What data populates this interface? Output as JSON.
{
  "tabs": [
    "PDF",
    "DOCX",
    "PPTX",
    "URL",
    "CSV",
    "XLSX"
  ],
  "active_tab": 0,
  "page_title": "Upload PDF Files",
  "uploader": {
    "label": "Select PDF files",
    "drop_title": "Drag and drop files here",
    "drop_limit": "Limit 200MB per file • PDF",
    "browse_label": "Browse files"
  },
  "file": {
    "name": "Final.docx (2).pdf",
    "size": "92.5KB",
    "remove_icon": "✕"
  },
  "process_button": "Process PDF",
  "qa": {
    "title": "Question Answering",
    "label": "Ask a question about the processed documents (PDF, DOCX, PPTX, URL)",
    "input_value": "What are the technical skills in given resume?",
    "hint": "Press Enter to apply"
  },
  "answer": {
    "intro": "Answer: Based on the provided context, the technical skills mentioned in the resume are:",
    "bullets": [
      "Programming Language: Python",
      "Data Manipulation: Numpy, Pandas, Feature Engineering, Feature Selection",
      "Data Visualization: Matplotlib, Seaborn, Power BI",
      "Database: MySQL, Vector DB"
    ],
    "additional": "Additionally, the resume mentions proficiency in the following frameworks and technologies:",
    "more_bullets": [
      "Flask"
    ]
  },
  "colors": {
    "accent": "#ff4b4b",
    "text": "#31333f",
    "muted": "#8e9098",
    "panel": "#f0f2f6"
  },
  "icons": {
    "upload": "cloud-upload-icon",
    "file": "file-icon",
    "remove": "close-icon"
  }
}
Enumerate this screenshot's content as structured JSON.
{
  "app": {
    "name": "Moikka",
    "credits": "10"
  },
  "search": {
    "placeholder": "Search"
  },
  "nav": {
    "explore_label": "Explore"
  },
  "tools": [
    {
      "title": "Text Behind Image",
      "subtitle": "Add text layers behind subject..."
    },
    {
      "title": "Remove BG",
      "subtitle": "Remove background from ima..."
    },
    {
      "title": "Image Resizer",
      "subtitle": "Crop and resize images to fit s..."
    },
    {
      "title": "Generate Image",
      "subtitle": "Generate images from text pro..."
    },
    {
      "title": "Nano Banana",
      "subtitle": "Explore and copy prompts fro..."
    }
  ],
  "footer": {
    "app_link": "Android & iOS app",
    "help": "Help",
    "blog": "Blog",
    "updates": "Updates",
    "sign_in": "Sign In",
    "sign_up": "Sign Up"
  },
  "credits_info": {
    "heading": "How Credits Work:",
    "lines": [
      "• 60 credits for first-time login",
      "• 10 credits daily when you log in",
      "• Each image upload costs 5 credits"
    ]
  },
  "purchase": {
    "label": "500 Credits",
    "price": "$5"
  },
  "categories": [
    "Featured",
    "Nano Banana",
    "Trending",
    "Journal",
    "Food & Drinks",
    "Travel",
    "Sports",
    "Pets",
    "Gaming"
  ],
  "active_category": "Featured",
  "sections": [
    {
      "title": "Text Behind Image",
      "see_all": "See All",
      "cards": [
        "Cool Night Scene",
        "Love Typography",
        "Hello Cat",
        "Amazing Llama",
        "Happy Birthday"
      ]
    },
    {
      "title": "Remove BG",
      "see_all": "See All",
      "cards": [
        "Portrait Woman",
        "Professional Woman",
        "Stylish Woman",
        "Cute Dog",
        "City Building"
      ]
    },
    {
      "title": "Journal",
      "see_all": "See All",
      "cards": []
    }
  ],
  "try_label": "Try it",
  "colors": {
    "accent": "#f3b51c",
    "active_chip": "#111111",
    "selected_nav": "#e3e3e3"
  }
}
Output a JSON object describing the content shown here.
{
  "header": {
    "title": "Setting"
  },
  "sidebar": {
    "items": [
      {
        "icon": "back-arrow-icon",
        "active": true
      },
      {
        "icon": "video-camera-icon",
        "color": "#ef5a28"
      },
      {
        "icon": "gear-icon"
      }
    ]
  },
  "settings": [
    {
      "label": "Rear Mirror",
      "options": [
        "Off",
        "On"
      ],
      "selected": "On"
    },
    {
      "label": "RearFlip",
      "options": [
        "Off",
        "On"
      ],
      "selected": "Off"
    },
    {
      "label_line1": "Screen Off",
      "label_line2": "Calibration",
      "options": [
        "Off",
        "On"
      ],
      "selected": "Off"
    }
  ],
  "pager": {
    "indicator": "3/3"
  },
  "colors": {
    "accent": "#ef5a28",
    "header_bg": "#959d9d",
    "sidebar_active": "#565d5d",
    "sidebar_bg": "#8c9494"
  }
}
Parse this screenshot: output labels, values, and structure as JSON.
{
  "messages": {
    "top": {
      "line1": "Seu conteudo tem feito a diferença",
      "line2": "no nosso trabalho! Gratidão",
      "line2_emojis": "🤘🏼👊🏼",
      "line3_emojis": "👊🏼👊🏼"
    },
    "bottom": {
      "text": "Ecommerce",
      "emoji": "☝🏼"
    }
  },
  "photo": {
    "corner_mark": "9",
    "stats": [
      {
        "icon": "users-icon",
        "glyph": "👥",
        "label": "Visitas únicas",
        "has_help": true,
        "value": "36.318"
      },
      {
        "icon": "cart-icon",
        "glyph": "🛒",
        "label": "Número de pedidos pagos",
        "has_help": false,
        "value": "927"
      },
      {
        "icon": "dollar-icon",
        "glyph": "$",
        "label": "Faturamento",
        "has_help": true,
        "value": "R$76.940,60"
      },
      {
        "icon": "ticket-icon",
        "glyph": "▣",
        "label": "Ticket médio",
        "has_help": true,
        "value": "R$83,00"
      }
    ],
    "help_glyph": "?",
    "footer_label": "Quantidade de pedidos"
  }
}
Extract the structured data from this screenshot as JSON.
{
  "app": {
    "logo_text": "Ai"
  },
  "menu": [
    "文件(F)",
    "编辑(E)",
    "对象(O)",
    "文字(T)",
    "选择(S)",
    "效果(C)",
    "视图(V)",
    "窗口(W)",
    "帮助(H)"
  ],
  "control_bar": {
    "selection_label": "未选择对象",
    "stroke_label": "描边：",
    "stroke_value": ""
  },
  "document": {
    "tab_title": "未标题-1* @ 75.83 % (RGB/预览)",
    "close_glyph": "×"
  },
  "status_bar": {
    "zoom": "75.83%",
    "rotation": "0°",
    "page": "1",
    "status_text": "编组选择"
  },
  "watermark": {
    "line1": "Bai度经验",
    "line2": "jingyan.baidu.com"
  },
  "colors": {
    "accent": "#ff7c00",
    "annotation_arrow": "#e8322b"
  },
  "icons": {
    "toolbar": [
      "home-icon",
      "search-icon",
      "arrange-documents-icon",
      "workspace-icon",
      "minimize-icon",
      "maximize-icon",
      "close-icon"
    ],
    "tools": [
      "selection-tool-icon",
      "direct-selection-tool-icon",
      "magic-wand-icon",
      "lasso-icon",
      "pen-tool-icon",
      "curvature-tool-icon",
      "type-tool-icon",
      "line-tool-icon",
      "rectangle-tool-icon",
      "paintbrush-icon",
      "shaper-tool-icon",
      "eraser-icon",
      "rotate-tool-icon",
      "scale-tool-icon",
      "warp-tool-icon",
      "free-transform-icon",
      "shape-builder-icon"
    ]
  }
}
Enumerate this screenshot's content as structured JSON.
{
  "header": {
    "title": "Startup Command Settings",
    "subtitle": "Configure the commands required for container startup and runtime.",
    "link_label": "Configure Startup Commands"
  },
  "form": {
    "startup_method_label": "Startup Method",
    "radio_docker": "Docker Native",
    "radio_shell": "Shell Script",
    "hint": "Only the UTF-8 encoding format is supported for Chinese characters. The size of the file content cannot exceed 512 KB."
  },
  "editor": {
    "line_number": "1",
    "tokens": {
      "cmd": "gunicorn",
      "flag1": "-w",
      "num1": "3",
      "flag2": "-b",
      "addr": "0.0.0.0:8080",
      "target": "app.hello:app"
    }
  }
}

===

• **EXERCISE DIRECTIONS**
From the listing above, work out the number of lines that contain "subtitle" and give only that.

• **RESULT BELOW**
6